Aerobika* Oscillating Positive Expiratory Pressure Therapy System
The exacerbating facts...
During an exacerbation, airways are compromised by inflammation, mucus buildup, and dynamic lung hyperinflation.1
Delaying recovery beyond 30 days places patients at risk for further airway deterioration and recurrent exacerbations.2
According to guidelines, the goal is to minimize the impact of the current exacerbation and to prevent the development of subsequent exacerbations.3
Real world study results show that the Aerobika* device is clinically proven to reduce exacerbations. When used in addition to usual COPD treatment, the Aerobika* device has been shown to reduce hospital re-admittance by 28% in the first 30 days after exacerbation.4 It is drug-free and easy-to-use with no side-effects or drug interactions.
Want to learn more? Contact us today to learn more about the Aerobika* device.
How the Aerobika* OPEP Device Works
In a patient satisfaction survey, 97% of respondents said they would continue to use the Aerobika* device.†9
For the critical 30 days after an exacerbation administer for 10 minutes, twice daily.
For ongoing airway maintenance continue to administer at least once a day.
The Aerobika* device is drug-free and should be used as an add-on to usual COPD treatment.
†Patient satisfaction survey given to 504 patients after ≥3 weeks of twice-daily use of the Aerobika* device.
1 O’Donnell DE, et al. Canadian Thoracic Society recommendations for management of chronic obstructive pulmonary disease – 2007 update. Can Respir J. 2007;14(Suppl B):5B-32B.
2 Shah T, et al. COPD Readmissions: Addressing COPD in the Era of Value-Based Healthcare. Chest. 2016 May 7. doi: 10.1016/j.chest.2016.05.002. [Epub ahead of print]
3 Global Initiative for Chronic Obstructive Lung Disease. Global strategy for the diagnosis, management, and prevention of chronic obstructive pulmonary disease. 2015.
4Burudpakdee C, et al. A Real World Study of Aerobika* OPEP in Chronic Obstructive Pulmonary Disease Patients, Investigating Hospital Related Exacerbations. Manuscript.
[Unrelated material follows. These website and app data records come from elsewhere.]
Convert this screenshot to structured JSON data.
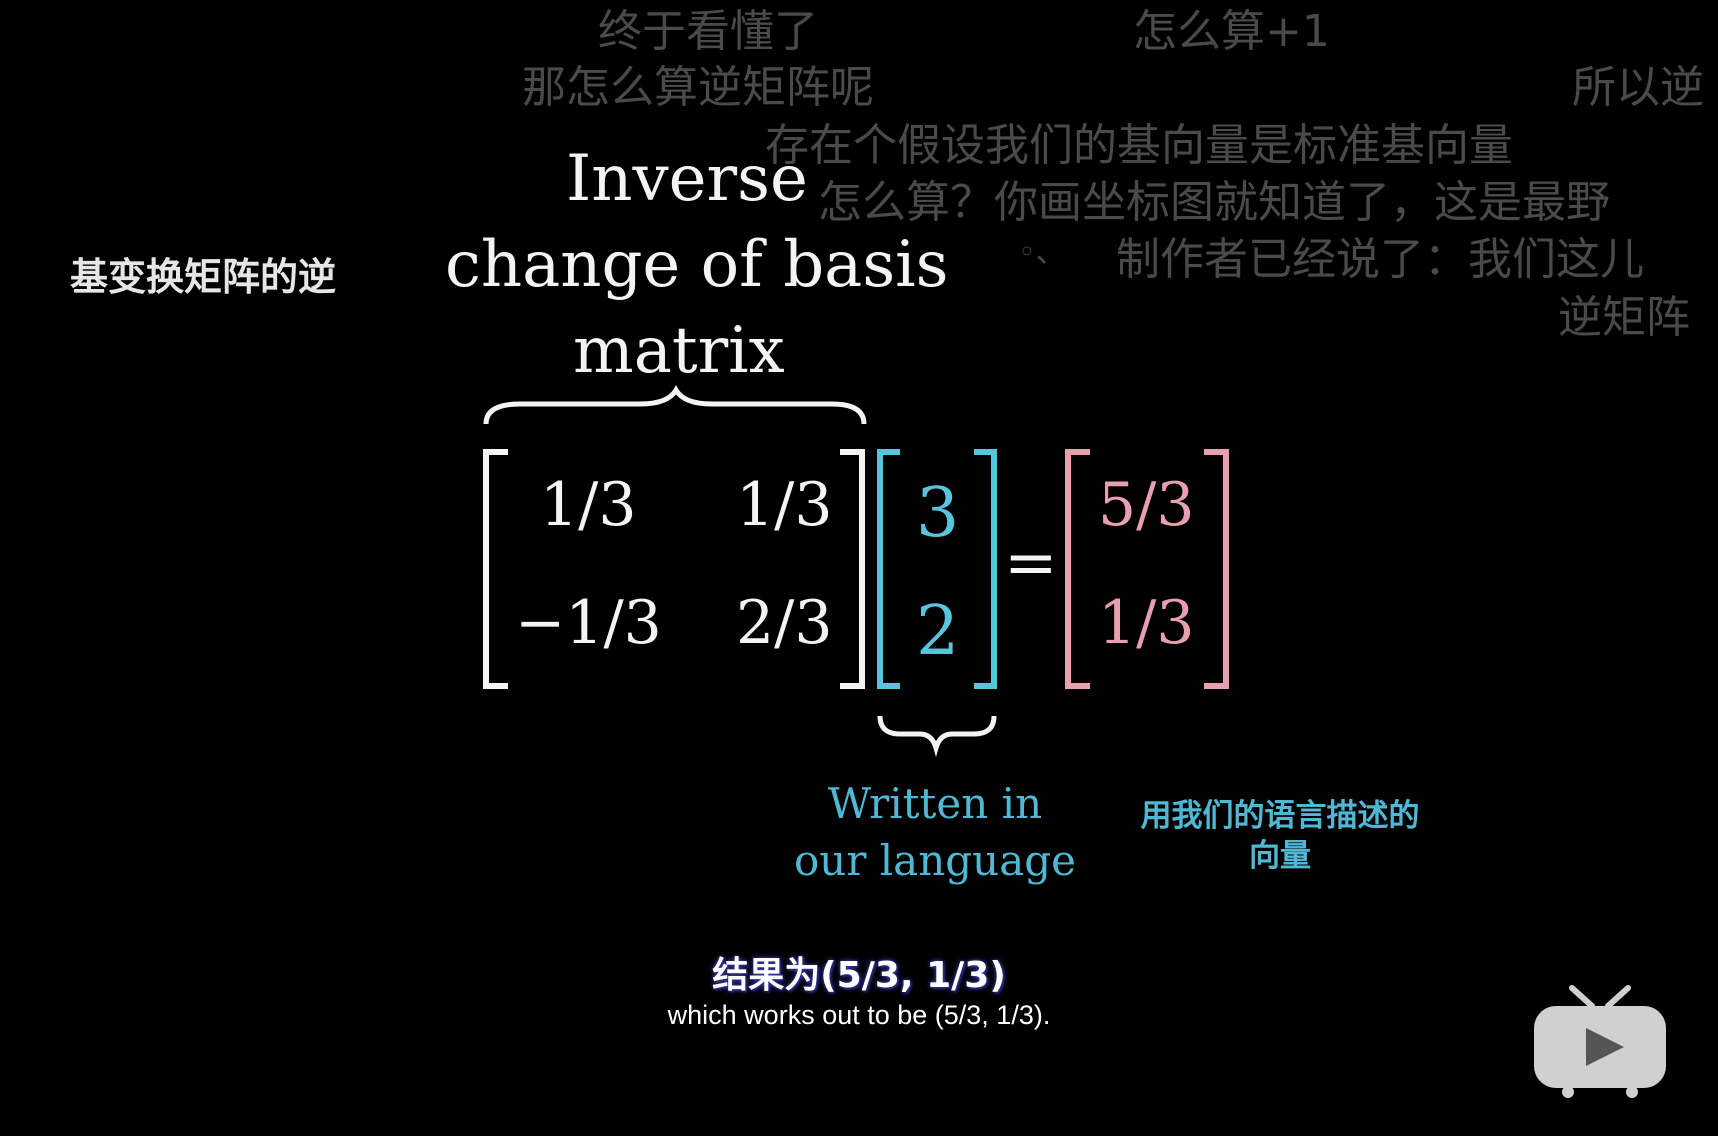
{
  "danmaku": [
    "终于看懂了",
    "怎么算+1",
    "那怎么算逆矩阵呢",
    "所以逆",
    "存在个假设我们的基向量是标准基向量",
    "怎么算？你画坐标图就知道了，这是最野",
    "◦、",
    "制作者已经说了：我们这儿",
    "逆矩阵"
  ],
  "left_label": "基变换矩阵的逆",
  "heading": {
    "line1": "Inverse",
    "line2": "change of basis",
    "line3": "matrix"
  },
  "matrix": {
    "r1c1": "1/3",
    "r1c2": "1/3",
    "r2c1": "−1/3",
    "r2c2": "2/3"
  },
  "vector": {
    "v1": "3",
    "v2": "2"
  },
  "equals": "=",
  "result": {
    "r1": "5/3",
    "r2": "1/3"
  },
  "written": {
    "line1": "Written in",
    "line2": "our language"
  },
  "cyan_label": {
    "line1": "用我们的语言描述的",
    "line2": "向量"
  },
  "subtitle_cn": "结果为(5/3, 1/3)",
  "subtitle_en": "which works out to be (5/3, 1/3).",
  "colors": {
    "white": "#f4f4f4",
    "cyan": "#58c4dd",
    "pink": "#e8a0b0",
    "danmaku": "#4a4a4a"
  },
  "icon": "bilibili-tv-play-icon"
}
5 Prescott, E., P. Lange, and J. Vestbo. “Chronic mucus hypersecretion in COPD and death from pulmonary infection.” European Respiratory Journal 8.8 (1995): 1333-1338.
6 Burgel, P. R., and C. Martin. “Mucus hypersecretion in COPD: should we only rely on symptoms?.” European Respiratory Review 19.116 (2010): 94-96.
7 Tesfaigzi, Yohannes, Paula Meek, and Suzanne Lareau. “Exacerbations of chronic obstructive pulmonary disease and chronic mucus hypersecretion.” Clinical and Applied Immunology Reviews 6.1 (2006): 21-36.
8 Groenewegen, Karin H., and Emiel FM Wouters. “Bacterial infections in patients requiring admission for an acute exacerbation of COPD; a 1-year prospective study.” Respiratory medicine 97.7 (2003): 770-777.
9 Harkness H, et al. Survey of Patients Using an Oscillating Positive Expiratory Pressure Device Indicates Improvement in Well-Being and Compliance to Therapy. Presented at: Canadian Respiratory Conference. April 23–25, 2015. Ottawa, Ontario.